First, some comments I received on my “guest column” by the late Bill McCollom. In that column, Bill described participating in one of the last hike-to-ski downhill races in the Northeast which was held on New Hampshire’s Mt. Tecumseh in 1961. I heard from Peter Penndorf that he had been in that race as well!
Bob Burley knew Bill McCollom as a “consummate gentleman and intrepid competitor!” Their careers overlapped both as coaches for the Killington Ski Club and as Masters racers. Bob also paid a great tribute to Bill by saying, “He left every person, race and trail better for his presence.”
Next, I heard from my friend Jerry Gates who now lives in North Carolina. Jerry was the artist behind the painting I shared in my column on “The Perfect Gift!” He sent along a painting of himself skiing on our 1973 European trip. Jerry did add the disclaimer that he may not have been as good a skier as he looks in the picture or as good an artist as these pictures may indicate. I told him that our age allows us to take certain liberties!
I’m always amazed when right after I write a column on a topic, I see something related pop up in the media. My column on Powderhorn Mountaineering had just been published when I saw an article on this season marking Beaver Creek’s 40th anniversary. There was a picture from the December 1980 grand opening which included dignitaries such as President Gerald Ford and the whole Beaver Creek management team wearing … you guessed it, Powderhorn parkas!
In a similar fashion, the day my column on Sun Valley Serenade was in the Reporter I also received the latest issue of the New England Ski Museum Journal. The main topic was on ski photographer Christine Reid. One of her featured photos included was a full page close-up of Marilyn Shaw! In the accompanying text it echoed that she had been the skiing double for Sonja Henie in the movie. I contacted Jeff Leich, Executive Director of the NESM, and he told me his source had been the book by Allen Adler which also provided the text for Marilyn’s U.S. Ski and Snowboard Hall of Fame write-up.
Now on to this week’s column. When was the Toll House double chair added? That would be in 1983 for the 1983-84 season. I was a little surprised that it wasn’t older. I mean the chairs are spaced so far apart that I almost sat on the ground waiting for the next chair! Also that means it’s a newer lift than the Lookout which was installed for the 1979-80 season.
John Thurgood had the correct answer and says, “While it is a slow lift The 15 minute ride gives one some time to reflect on things.” It sure does. Why am I riding this lift, for example.

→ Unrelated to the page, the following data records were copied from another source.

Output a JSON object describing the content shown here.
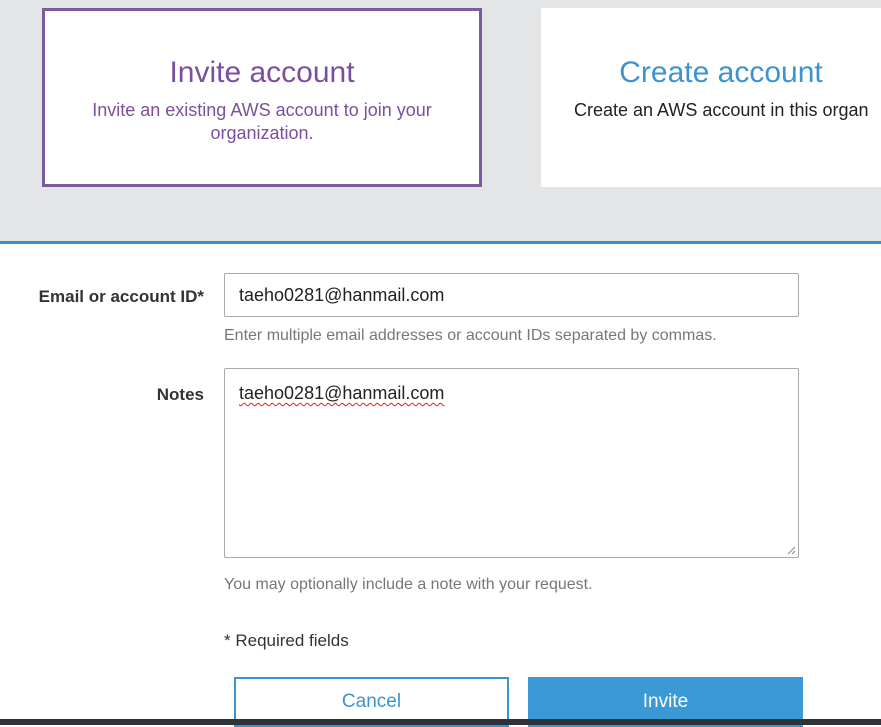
{
  "cards": {
    "invite": {
      "title": "Invite account",
      "description": "Invite an existing AWS account to join your organization."
    },
    "create": {
      "title": "Create account",
      "description": "Create an AWS account in this organ"
    }
  },
  "form": {
    "email": {
      "label": "Email or account ID*",
      "value": "taeho0281@hanmail.com",
      "hint": "Enter multiple email addresses or account IDs separated by commas."
    },
    "notes": {
      "label": "Notes",
      "value": "taeho0281@hanmail.com",
      "hint": "You may optionally include a note with your request."
    },
    "required_note": "* Required fields"
  },
  "buttons": {
    "cancel": "Cancel",
    "invite": "Invite"
  },
  "colors": {
    "invite_accent": "#7b4f9d",
    "create_accent": "#3b93cf",
    "primary_button": "#3b99d6",
    "band_background": "#e4e5e7"
  }
}
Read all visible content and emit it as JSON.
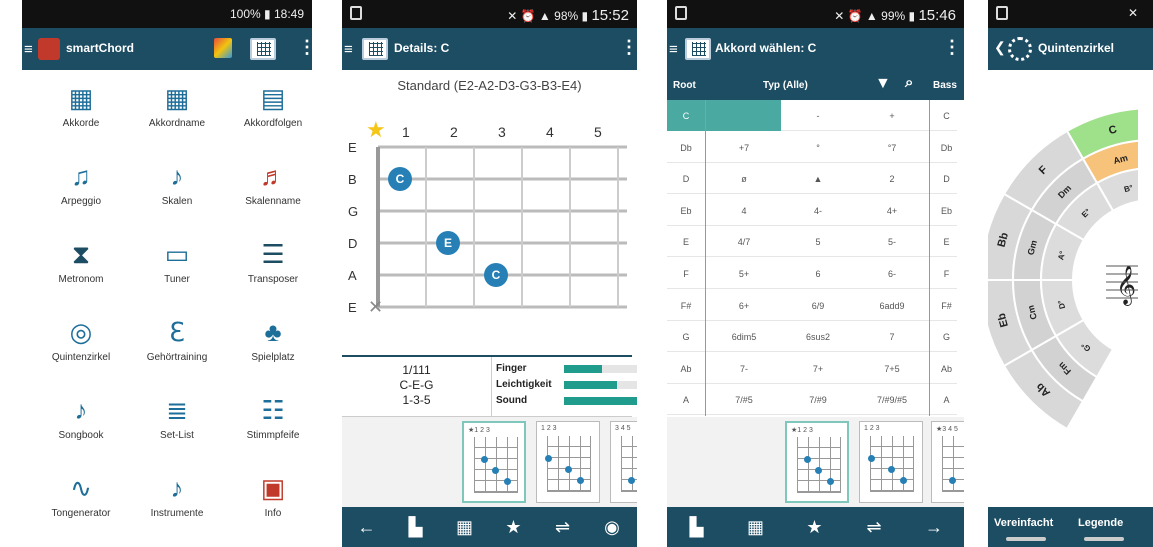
{
  "phone1": {
    "status_time": "18:49",
    "status_batt": "100%",
    "app_title": "smartChord",
    "menu": [
      {
        "label": "Akkorde",
        "icon": "chord-grid-icon"
      },
      {
        "label": "Akkordname",
        "icon": "chord-name-icon"
      },
      {
        "label": "Akkordfolgen",
        "icon": "chord-progression-icon"
      },
      {
        "label": "Arpeggio",
        "icon": "arpeggio-icon"
      },
      {
        "label": "Skalen",
        "icon": "scales-icon"
      },
      {
        "label": "Skalenname",
        "icon": "scale-name-icon"
      },
      {
        "label": "Metronom",
        "icon": "metronome-icon"
      },
      {
        "label": "Tuner",
        "icon": "tuner-icon"
      },
      {
        "label": "Transposer",
        "icon": "transposer-icon"
      },
      {
        "label": "Quintenzirkel",
        "icon": "circle-of-fifths-icon"
      },
      {
        "label": "Gehörtraining",
        "icon": "ear-training-icon"
      },
      {
        "label": "Spielplatz",
        "icon": "playground-icon"
      },
      {
        "label": "Songbook",
        "icon": "songbook-icon"
      },
      {
        "label": "Set-List",
        "icon": "setlist-icon"
      },
      {
        "label": "Stimmpfeife",
        "icon": "pitch-pipe-icon"
      },
      {
        "label": "Tongenerator",
        "icon": "tone-generator-icon"
      },
      {
        "label": "Instrumente",
        "icon": "guitar-icon"
      },
      {
        "label": "Info",
        "icon": "info-logo-icon"
      }
    ]
  },
  "phone2": {
    "status_time": "15:52",
    "status_batt": "98%",
    "title": "Details: C",
    "tuning": "Standard (E2-A2-D3-G3-B3-E4)",
    "fret_numbers": [
      "1",
      "2",
      "3",
      "4",
      "5"
    ],
    "strings": [
      "E",
      "B",
      "G",
      "D",
      "A",
      "E"
    ],
    "notes": [
      {
        "string": 1,
        "fret": 1,
        "label": "C"
      },
      {
        "string": 3,
        "fret": 2,
        "label": "E"
      },
      {
        "string": 4,
        "fret": 3,
        "label": "C"
      }
    ],
    "info_lines": [
      "1/111",
      "C-E-G",
      "1-3-5"
    ],
    "ratings": [
      {
        "label": "Finger",
        "value": 0.5
      },
      {
        "label": "Leichtigkeit",
        "value": 0.7
      },
      {
        "label": "Sound",
        "value": 0.98
      }
    ],
    "accent": "#1d4d63",
    "bar_color": "#1f9c8c"
  },
  "phone3": {
    "status_time": "15:46",
    "status_batt": "99%",
    "title": "Akkord wählen: C",
    "col_root": "Root",
    "col_type": "Typ (Alle)",
    "col_bass": "Bass",
    "rows": [
      {
        "root": "C",
        "a": "",
        "b": "-",
        "c": "+",
        "bass": "C"
      },
      {
        "root": "Db",
        "a": "+7",
        "b": "°",
        "c": "°7",
        "bass": "Db"
      },
      {
        "root": "D",
        "a": "ø",
        "b": "▲",
        "c": "2",
        "bass": "D"
      },
      {
        "root": "Eb",
        "a": "4",
        "b": "4-",
        "c": "4+",
        "bass": "Eb"
      },
      {
        "root": "E",
        "a": "4/7",
        "b": "5",
        "c": "5-",
        "bass": "E"
      },
      {
        "root": "F",
        "a": "5+",
        "b": "6",
        "c": "6-",
        "bass": "F"
      },
      {
        "root": "F#",
        "a": "6+",
        "b": "6/9",
        "c": "6add9",
        "bass": "F#"
      },
      {
        "root": "G",
        "a": "6dim5",
        "b": "6sus2",
        "c": "7",
        "bass": "G"
      },
      {
        "root": "Ab",
        "a": "7-",
        "b": "7+",
        "c": "7+5",
        "bass": "Ab"
      },
      {
        "root": "A",
        "a": "7/#5",
        "b": "7/#9",
        "c": "7/#9/#5",
        "bass": "A"
      }
    ],
    "selected_color": "#4aa9a0"
  },
  "phone4": {
    "title": "Quintenzirkel",
    "btn_simplified": "Vereinfacht",
    "btn_legend": "Legende",
    "outer_keys": [
      "C",
      "F",
      "Bb",
      "Eb",
      "Ab"
    ],
    "middle_keys": [
      "Am",
      "Dm",
      "Gm",
      "Cm",
      "Fm"
    ],
    "inner_keys": [
      "B°",
      "E°",
      "A°",
      "D°",
      "G°"
    ],
    "cut_keys": [
      "E",
      "F"
    ]
  }
}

John has a good excuse since he owns one of the Toll House condos.
Also responding with the correct answer was Tom Hubbs. Tom also mentioned that the Lookout chair opened during Christmas week 1979 and on the first day it ran, Tom was one of the lucky ones to be evacuated from the lift! Obviously Lookout had an inauspicious start.
Greg Dirmaier provided more details concerning the Toll House double and the fact that it was part of a plan to expand the old Lodge into a new condominium hotel which was to be called the “Inn at the Mountain.” In case you ever wondered why the base of the lift sort of sits out by itself, the plans actually called for it to be in the courtyard of that new condominium hotel. Greg says the overall project was doomed by the high interest rates of the era, a national gas shortage, and Act 250 permitting issues.
Of course 20 years later the vision started at the Toll House was implemented in the Spruce Peak development.